[Data excerpts]
++++++++

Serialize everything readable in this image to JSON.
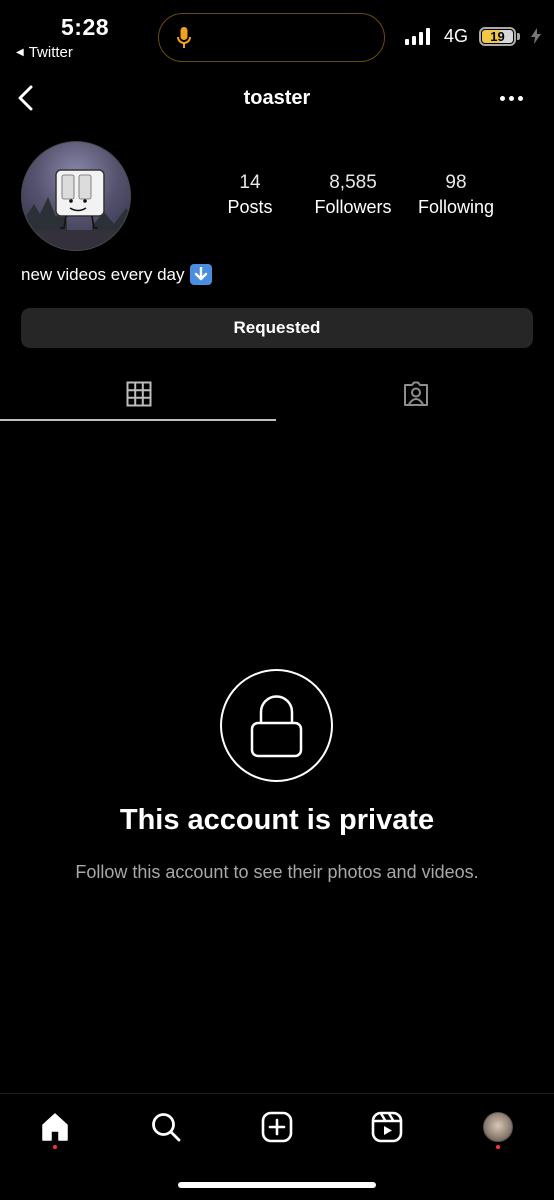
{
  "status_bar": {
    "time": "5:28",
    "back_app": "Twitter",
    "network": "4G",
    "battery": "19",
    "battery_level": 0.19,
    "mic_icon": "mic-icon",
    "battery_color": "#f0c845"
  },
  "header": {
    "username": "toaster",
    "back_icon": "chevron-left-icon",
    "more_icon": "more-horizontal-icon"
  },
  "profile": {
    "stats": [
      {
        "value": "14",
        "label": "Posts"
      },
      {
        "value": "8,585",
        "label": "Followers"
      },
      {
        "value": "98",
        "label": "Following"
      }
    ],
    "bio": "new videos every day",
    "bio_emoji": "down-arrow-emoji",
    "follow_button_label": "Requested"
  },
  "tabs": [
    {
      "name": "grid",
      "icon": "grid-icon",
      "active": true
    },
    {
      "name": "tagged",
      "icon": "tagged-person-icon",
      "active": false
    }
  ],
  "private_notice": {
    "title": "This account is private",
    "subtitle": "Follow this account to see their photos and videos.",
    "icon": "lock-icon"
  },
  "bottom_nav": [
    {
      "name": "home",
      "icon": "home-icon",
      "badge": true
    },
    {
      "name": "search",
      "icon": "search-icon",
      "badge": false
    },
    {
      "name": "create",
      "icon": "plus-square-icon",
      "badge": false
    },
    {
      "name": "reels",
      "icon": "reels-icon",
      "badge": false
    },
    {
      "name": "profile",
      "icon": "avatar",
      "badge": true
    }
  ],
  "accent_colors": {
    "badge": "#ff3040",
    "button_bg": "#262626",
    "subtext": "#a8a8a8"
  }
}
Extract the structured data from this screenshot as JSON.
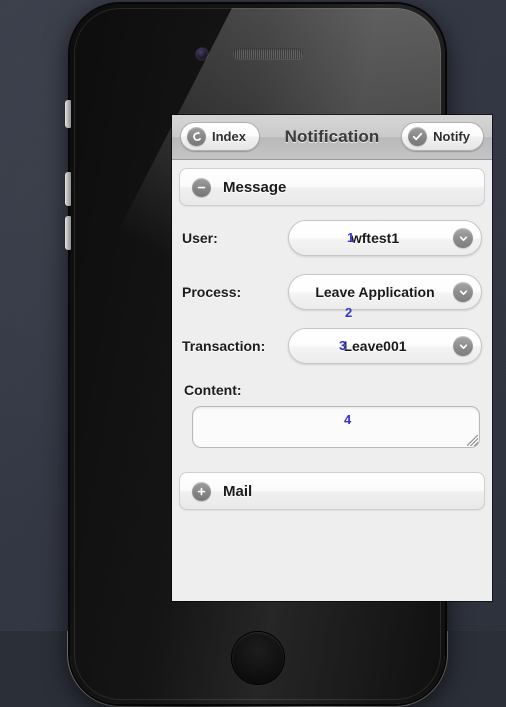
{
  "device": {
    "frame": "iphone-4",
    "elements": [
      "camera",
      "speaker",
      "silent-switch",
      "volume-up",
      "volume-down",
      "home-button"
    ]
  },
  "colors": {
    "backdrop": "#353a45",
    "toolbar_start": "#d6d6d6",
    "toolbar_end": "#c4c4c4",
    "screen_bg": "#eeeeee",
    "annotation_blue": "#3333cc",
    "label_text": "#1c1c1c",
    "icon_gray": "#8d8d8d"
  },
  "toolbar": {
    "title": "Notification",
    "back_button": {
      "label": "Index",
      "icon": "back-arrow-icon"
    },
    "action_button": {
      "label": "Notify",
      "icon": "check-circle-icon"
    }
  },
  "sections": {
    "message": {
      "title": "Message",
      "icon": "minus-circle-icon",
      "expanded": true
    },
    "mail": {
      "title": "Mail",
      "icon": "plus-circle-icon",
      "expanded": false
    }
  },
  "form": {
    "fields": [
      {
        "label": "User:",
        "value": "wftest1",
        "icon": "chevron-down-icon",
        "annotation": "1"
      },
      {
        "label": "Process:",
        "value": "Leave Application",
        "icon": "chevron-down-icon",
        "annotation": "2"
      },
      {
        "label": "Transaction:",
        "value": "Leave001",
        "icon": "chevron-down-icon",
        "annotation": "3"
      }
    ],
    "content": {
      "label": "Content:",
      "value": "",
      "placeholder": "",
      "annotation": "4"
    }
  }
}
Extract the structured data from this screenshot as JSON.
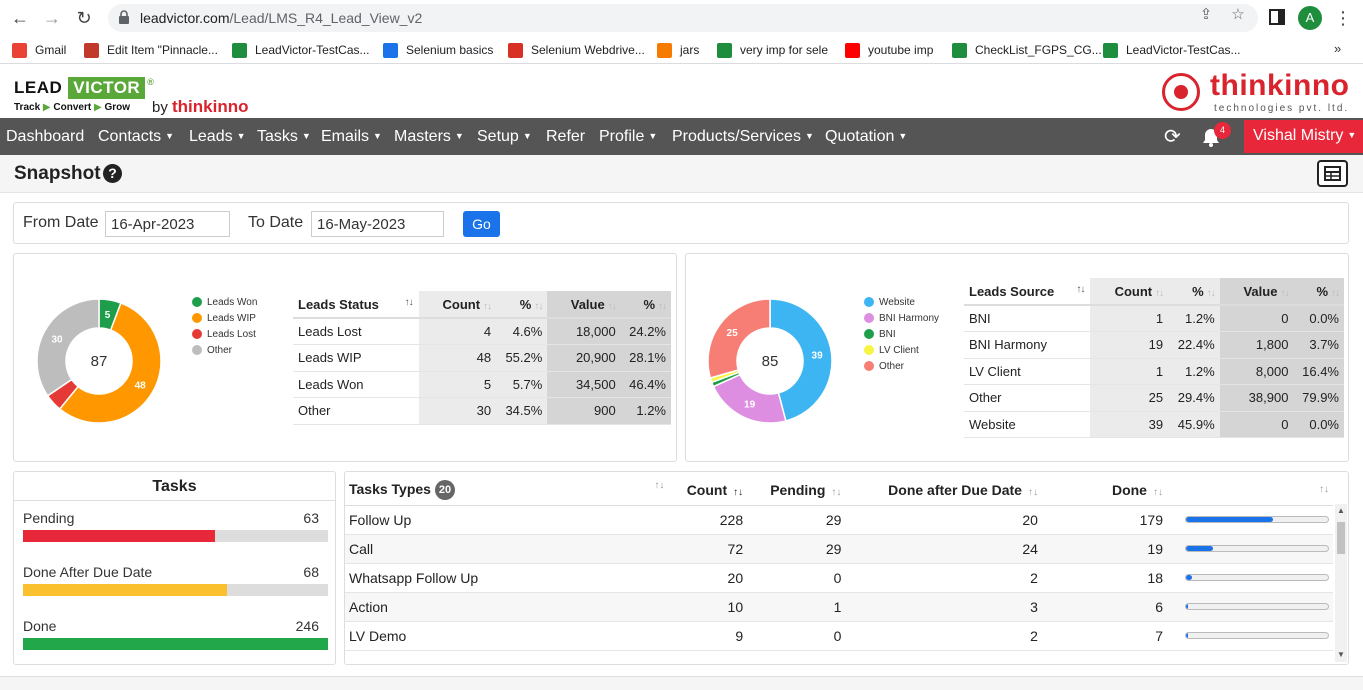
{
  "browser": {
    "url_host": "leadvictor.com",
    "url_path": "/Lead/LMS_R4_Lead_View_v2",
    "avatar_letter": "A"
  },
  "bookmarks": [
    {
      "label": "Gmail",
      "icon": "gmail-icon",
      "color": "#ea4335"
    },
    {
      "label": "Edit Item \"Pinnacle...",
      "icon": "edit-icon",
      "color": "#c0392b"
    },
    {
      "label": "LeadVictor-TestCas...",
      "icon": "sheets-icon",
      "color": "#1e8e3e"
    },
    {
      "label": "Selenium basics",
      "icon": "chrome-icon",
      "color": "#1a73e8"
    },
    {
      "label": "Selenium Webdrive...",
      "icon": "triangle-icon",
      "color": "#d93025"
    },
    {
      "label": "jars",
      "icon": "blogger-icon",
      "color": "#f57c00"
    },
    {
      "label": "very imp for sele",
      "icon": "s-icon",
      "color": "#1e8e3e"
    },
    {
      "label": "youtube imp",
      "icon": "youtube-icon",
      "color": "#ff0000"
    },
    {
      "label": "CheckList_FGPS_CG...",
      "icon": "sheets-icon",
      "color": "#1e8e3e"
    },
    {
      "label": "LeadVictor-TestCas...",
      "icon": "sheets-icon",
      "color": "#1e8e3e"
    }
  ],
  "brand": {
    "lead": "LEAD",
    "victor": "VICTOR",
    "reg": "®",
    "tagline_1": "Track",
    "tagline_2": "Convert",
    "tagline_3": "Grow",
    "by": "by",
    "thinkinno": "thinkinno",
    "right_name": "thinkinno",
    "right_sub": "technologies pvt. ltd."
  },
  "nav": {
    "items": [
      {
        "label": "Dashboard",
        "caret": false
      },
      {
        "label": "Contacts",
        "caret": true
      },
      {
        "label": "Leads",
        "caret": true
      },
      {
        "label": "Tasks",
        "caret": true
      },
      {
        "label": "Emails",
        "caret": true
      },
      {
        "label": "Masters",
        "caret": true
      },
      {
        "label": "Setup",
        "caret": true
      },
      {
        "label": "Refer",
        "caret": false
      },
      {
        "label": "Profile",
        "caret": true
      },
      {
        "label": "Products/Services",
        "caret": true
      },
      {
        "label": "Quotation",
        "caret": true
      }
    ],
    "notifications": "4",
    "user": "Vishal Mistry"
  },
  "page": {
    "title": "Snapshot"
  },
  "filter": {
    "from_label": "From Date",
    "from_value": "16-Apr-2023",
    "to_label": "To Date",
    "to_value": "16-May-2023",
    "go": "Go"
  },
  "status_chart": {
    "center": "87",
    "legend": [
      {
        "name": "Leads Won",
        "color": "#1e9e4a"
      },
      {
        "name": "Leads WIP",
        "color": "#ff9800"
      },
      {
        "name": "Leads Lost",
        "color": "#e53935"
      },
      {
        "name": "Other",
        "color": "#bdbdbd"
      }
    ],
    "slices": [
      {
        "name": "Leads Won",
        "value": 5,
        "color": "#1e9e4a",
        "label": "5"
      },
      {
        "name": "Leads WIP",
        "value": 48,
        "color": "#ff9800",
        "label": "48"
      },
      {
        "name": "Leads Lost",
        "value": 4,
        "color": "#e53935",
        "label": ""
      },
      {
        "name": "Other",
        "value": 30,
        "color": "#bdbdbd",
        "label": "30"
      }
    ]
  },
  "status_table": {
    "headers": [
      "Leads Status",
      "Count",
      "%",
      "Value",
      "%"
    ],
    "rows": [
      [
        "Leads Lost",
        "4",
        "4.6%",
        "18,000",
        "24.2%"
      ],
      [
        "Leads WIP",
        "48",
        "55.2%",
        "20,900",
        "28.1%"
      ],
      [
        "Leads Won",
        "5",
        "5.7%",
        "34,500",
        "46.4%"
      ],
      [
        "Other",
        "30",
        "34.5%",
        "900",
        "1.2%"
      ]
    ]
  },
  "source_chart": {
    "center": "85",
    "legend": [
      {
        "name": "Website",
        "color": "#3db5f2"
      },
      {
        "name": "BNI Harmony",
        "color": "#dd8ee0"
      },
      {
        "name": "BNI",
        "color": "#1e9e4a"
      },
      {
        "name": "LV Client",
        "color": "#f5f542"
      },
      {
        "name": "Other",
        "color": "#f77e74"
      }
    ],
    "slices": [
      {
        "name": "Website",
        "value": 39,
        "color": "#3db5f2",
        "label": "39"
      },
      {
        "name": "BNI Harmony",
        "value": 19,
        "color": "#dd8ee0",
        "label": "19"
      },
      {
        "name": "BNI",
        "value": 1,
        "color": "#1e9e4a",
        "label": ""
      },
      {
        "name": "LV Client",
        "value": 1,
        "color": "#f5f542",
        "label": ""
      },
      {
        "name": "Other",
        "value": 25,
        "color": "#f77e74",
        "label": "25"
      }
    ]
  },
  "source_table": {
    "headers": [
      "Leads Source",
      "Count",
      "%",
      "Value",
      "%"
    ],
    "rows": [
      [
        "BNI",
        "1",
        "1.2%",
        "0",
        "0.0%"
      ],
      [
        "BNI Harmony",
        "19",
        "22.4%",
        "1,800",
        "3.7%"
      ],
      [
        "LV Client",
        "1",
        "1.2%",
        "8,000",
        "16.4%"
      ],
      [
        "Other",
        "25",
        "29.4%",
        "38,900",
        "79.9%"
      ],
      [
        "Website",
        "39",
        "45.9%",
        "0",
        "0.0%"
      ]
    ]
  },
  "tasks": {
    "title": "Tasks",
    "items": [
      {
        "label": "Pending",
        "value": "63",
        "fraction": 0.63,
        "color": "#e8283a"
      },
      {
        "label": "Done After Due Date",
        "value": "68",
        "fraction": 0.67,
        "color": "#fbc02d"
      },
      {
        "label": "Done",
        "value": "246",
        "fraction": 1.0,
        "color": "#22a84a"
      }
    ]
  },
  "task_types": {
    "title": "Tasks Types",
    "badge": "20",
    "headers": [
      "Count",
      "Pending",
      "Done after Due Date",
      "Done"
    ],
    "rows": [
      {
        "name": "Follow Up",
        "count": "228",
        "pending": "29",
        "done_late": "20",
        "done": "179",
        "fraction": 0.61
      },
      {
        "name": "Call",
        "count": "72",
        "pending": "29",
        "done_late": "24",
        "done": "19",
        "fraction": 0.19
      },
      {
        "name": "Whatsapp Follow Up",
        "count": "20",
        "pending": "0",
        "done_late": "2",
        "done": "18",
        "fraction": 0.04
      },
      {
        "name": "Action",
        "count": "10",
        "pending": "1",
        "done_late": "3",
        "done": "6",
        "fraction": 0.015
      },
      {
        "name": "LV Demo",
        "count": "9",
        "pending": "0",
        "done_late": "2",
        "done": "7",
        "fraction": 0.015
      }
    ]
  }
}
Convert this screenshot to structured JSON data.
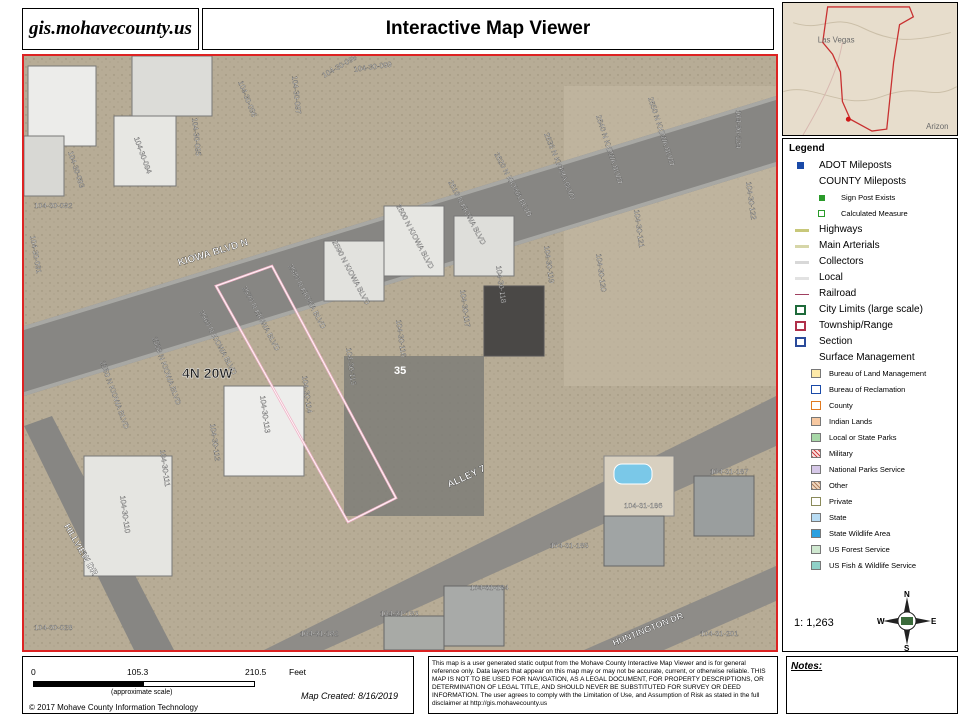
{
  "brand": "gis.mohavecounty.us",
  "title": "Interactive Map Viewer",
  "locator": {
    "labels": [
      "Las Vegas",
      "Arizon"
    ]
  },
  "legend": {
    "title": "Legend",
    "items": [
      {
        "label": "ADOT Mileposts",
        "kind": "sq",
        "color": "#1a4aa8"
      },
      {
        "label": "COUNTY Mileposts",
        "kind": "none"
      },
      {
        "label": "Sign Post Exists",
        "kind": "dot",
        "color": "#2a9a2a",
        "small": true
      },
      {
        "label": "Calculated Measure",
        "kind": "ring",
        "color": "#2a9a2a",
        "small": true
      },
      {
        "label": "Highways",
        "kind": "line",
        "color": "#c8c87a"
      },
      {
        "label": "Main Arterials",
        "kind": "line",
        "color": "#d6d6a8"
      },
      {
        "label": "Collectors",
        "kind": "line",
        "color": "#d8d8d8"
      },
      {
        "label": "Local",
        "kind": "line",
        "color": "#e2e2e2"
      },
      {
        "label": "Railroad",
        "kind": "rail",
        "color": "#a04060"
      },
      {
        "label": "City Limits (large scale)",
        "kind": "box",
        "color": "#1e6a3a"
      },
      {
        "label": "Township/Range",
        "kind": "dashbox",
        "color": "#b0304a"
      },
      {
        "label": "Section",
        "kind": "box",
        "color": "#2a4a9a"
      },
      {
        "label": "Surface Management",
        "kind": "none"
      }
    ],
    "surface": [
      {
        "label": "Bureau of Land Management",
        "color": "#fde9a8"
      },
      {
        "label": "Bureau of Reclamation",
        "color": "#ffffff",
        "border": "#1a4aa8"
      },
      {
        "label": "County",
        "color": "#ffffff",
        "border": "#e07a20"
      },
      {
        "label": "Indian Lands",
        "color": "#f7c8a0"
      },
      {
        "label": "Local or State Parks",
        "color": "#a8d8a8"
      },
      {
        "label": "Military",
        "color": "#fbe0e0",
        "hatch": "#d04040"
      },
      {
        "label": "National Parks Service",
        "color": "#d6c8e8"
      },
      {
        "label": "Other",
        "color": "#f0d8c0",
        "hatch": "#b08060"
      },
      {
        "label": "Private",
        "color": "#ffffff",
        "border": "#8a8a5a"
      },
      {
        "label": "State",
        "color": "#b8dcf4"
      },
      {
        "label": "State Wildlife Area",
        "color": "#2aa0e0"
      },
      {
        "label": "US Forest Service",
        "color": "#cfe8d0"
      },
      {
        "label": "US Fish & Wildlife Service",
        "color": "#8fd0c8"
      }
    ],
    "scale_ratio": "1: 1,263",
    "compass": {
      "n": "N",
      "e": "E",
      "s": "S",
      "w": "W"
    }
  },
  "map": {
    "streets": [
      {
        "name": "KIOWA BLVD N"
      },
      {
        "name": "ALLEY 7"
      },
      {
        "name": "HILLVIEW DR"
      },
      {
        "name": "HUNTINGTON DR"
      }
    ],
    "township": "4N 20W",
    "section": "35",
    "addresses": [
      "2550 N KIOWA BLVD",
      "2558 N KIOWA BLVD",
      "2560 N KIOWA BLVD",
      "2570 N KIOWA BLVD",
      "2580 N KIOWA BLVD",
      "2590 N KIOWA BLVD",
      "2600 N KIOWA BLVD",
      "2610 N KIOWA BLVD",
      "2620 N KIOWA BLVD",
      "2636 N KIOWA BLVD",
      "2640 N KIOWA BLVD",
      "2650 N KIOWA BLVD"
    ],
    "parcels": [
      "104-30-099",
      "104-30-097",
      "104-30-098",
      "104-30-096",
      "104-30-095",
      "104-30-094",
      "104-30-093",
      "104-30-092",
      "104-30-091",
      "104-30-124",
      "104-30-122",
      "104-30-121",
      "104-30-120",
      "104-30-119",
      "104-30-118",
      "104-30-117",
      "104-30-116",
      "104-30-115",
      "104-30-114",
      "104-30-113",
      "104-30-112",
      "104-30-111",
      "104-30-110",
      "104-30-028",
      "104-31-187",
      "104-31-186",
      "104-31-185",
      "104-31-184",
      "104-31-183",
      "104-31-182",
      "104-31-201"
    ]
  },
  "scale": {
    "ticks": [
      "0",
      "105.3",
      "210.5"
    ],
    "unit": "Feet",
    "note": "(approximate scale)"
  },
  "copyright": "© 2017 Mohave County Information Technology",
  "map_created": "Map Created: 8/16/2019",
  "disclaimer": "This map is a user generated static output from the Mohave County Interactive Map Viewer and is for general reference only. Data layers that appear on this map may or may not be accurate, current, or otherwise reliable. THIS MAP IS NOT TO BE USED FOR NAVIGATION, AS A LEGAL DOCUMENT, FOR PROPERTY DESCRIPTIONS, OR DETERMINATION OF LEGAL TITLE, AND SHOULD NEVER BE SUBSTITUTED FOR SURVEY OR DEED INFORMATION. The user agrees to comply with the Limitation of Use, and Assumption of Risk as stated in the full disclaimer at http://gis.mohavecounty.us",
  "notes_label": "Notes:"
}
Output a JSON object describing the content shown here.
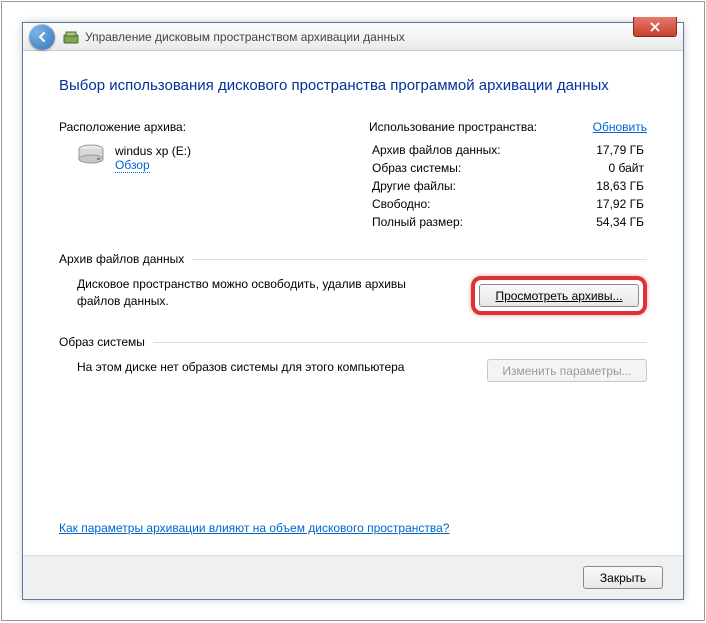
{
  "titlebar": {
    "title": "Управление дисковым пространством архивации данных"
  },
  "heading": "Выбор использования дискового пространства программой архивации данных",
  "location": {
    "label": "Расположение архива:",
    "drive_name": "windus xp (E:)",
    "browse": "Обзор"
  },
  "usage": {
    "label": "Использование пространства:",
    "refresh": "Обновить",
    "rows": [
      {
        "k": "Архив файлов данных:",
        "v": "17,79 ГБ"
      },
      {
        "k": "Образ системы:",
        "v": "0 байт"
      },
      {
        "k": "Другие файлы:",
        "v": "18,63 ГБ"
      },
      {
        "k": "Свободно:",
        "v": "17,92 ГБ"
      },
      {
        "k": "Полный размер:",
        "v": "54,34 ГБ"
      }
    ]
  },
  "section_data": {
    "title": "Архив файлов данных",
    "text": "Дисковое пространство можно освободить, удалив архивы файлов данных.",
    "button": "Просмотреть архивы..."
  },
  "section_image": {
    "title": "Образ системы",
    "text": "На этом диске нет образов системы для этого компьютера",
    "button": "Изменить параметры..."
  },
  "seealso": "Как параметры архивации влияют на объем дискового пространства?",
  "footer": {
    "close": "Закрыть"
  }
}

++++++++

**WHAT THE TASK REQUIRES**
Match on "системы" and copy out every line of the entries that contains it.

**SOLUTION BELOW**
        "k": "Образ системы:",
    "title": "Образ системы",
    "text": "На этом диске нет образов системы для этого компьютера",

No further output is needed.